Cleanroom Classifications

What is a cleanroom classification?

A cleanroom must meet the standards of the International Organization of Standardization (ISO) in order to be classified. The ISO, founded in 1947, was established in order to implement international standards for sensitive aspects of scientific research and business practices, such as working with chemicals, volatile materials, and sensitive instruments. Though the organization was created voluntarily, the standards established have set foundational principles in place that are honored by organizations worldwide. Today, the ISO has over 20,000 standards for companies to use as a guide.

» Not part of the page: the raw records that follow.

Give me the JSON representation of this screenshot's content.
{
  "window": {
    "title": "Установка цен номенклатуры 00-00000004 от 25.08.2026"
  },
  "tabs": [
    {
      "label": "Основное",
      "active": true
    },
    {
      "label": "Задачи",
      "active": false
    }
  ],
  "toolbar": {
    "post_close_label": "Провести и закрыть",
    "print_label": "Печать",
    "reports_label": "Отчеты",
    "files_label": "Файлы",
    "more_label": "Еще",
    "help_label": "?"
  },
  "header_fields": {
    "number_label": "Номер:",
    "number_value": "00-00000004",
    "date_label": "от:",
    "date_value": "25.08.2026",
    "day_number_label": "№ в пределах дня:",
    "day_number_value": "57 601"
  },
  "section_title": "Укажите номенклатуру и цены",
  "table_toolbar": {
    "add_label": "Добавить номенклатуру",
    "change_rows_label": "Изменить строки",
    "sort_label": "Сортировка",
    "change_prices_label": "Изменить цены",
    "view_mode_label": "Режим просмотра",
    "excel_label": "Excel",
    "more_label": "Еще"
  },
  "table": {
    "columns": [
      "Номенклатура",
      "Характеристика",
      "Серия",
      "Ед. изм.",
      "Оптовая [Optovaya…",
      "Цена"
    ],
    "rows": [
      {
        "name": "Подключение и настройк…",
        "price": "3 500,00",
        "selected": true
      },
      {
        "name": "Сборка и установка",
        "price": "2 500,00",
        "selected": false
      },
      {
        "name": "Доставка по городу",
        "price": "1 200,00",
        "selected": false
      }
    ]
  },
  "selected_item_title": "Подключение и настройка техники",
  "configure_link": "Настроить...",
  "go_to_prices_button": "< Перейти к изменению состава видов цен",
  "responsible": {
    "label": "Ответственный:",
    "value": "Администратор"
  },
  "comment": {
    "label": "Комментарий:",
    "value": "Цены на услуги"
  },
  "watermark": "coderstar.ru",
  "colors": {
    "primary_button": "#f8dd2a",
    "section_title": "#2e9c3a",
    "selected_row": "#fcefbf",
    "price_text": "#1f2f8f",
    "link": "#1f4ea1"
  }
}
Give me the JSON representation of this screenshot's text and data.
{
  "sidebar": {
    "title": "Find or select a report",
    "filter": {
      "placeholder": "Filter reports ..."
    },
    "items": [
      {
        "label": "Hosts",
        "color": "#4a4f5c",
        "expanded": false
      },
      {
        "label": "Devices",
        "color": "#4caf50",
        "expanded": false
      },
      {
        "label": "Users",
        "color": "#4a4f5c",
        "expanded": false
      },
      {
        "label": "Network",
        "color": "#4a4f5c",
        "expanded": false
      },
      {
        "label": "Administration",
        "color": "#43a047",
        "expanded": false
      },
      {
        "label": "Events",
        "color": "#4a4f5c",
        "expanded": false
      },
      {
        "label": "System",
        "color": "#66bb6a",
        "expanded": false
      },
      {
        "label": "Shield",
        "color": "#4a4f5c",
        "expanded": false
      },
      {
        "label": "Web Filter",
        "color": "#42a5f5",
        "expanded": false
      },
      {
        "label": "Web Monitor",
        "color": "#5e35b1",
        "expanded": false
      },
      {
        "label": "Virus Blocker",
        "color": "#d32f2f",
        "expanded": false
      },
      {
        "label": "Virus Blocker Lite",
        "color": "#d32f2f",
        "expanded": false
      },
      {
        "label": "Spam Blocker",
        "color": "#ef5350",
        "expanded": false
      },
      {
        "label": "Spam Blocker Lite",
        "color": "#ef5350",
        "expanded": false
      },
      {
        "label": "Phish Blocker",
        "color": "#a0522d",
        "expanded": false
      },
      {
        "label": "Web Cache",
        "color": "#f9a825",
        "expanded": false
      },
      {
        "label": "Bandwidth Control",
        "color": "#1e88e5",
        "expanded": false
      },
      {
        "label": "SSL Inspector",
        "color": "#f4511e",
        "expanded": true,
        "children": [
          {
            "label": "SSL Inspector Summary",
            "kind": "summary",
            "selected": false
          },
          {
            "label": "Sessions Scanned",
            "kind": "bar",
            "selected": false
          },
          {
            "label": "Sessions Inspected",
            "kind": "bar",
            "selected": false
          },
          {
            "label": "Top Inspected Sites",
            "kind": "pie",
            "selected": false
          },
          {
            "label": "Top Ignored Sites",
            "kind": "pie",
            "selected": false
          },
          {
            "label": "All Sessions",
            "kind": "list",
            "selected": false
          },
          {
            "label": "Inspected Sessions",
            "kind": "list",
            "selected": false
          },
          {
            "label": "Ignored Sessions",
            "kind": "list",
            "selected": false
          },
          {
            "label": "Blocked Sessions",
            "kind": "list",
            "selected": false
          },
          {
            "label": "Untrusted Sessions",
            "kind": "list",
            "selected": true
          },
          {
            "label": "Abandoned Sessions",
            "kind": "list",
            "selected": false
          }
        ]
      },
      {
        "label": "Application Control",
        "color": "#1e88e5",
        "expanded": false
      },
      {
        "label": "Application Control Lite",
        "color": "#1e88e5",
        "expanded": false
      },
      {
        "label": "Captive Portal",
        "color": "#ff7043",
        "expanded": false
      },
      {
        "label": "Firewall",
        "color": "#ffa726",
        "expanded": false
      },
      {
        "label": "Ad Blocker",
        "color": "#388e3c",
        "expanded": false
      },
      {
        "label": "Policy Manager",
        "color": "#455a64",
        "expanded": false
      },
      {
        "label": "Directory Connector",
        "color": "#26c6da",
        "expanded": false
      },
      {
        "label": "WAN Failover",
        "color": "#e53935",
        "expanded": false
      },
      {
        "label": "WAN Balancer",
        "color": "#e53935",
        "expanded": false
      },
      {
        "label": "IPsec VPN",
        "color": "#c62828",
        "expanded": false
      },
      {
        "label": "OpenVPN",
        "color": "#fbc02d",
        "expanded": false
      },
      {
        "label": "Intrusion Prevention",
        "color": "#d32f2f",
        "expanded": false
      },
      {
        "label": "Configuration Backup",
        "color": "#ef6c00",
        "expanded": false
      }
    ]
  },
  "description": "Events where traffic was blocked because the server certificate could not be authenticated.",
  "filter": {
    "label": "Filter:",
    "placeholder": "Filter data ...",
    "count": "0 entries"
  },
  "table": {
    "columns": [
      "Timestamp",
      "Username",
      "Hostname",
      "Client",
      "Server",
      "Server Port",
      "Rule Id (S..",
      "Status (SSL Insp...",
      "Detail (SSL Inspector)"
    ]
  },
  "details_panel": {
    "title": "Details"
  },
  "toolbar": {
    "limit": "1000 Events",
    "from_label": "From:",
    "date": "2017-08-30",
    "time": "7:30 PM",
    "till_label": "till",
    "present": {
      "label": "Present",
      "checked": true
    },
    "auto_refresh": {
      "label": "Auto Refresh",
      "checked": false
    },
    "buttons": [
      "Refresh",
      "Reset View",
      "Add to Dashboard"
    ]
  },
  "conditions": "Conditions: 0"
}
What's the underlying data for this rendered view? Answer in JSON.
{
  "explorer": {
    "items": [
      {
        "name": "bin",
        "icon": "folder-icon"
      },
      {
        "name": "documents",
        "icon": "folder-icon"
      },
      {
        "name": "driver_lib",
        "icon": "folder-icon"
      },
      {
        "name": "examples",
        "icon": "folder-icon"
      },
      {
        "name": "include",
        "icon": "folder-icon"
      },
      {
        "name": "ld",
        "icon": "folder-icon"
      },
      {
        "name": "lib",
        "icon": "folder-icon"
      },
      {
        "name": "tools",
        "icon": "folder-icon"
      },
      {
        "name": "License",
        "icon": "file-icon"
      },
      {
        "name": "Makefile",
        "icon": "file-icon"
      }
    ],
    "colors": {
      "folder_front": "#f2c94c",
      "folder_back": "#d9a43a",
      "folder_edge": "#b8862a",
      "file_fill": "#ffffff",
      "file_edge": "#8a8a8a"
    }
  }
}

The first cleanroom was developed and designed by Willis Whitfield in 1960. The design and purpose of a cleanroom is to protect its processes and contents from any outside environmental factors. The people who use the room and the items that are tested or constructed in it may hinder a cleanroom from meeting its standards of cleanliness. Special controls are required to eliminate these problematic elements as much as possible.

A cleanroom classification measures the level of cleanliness by calculating the size and quantity of particles per cubic volume of air. The units begin at ISO 1 and go to ISO 9, with ISO 1 being the highest level of cleanliness while ISO 9 is the dirtiest.  Most cleanrooms fall into the ISO 7 or 8 range.

 

International Organization of Standardization Particulate Standards

 

Classmaximum particles/m3FED STD 209E
equivalent
>=0.1 µm>=0.2 µm>=0.3 µm>=0.5 µm>=1 µm>=5 µm
ISO 1102
ISO 210024104
ISO 31,000237102358Class 1
ISO 410,0002,3701,02035283Class 10
ISO 5100,00023,70010,2003,52083229Class 100
ISO 61,000,000237,000102,00035,2008,320293Class 1,000
ISO 7352,00083,2002,930Class 10,000
ISO 83,520,000832,00029,300Class 100,000
ISO 935,200,0008,320,000293,000Room Air

 

 

Federal Standards 209 E – Cleanroom Standards Classifications

maximum particles/m3
Class>=0.5 µm>=1 µm>=5 µm>=10 µm>=25 µm
Class 13,000000
Class 2300,0002,00030
Class 31,000,00020,0004,000300
Class 420,00040,0004,000

 

 

How to keep a clean room classification

Since the purpose of a cleanroom is to study or work on delicate and fragile components, it would seem very unlikely that a contaminated item would be inserted into such an environment. However, there is always a risk, and steps must be taken to control it.

There are two variables that can lower a cleanroom’s classification. The first variable is the people who use the room. The second is the items or materials that are brought into it. Regardless of the dedication of a cleanroom staff, errors are bound to happen. When in a hurry, people may forget to follow all of the protocols, wear inappropriate clothing, or neglect some other facet of personal care.

In an attempt to control these oversights, companies have requirements for the type of attire cleanroom staff must wear, which is affected by the required processes in the cleanroom.  Normal cleanroom attire involves foot coverings, caps or hair nets, eye wear, gloves and a gown. The strictest standards stipulate the wearing of full-body suits that have a self-contained air supply that prevents the wearer for contaminating the cleanroom with their breath.

 

 

Problems of maintaining a cleanroom classification

The quality of the air circulating system in a cleanroom is the most significant problem related to maintaining a cleanroom classification. Even though a cleanroom has already received a classification, that classification can easily change or be lost altogether if it has a poor air filtration system. The system greatly depends on the number of filters required and the efficiency of their air flow.

One major factor to be considered is the cost, which is the most significant part of maintaining a cleanroom. In planning to build a cleanroom to a specific standard, manufacturers need to take a few things into consideration. The first item is the number of filters that are required to preserve the room’s air quality. The second item to consider is the air conditioning system to ensure that the temperature inside the cleanroom remains stable. Finally, the third item is the design of the room. In too many cases, companies will ask for a cleanroom that is larger or smaller than what they require. Therefore, the design of the cleanroom must be carefully analyzed so that it meets the exact requirements of its intended application.

 

What industries require the strictest cleanroom classifications?

As technology advances, there are crucial factors related to the production of technical devices. One of the major issues is the control of miniscule elements that may upset the operation of a sensitive device.

The most obvious need for a contaminate-free environment is the pharmaceutical industry where vapors or air pollutants could corrupt the manufacture of a medicine. Industries that produce intricate miniature circuits for precise instruments must be assured that the manufacturing and assembly is protected. These are only two of the many industries the use cleanrooms. Others are aerospace, optics, and nanotechnology. Technical devices have become smaller and more sensitive than ever before, which is why cleanrooms will continue to be a critical item in effective manufacturing and production.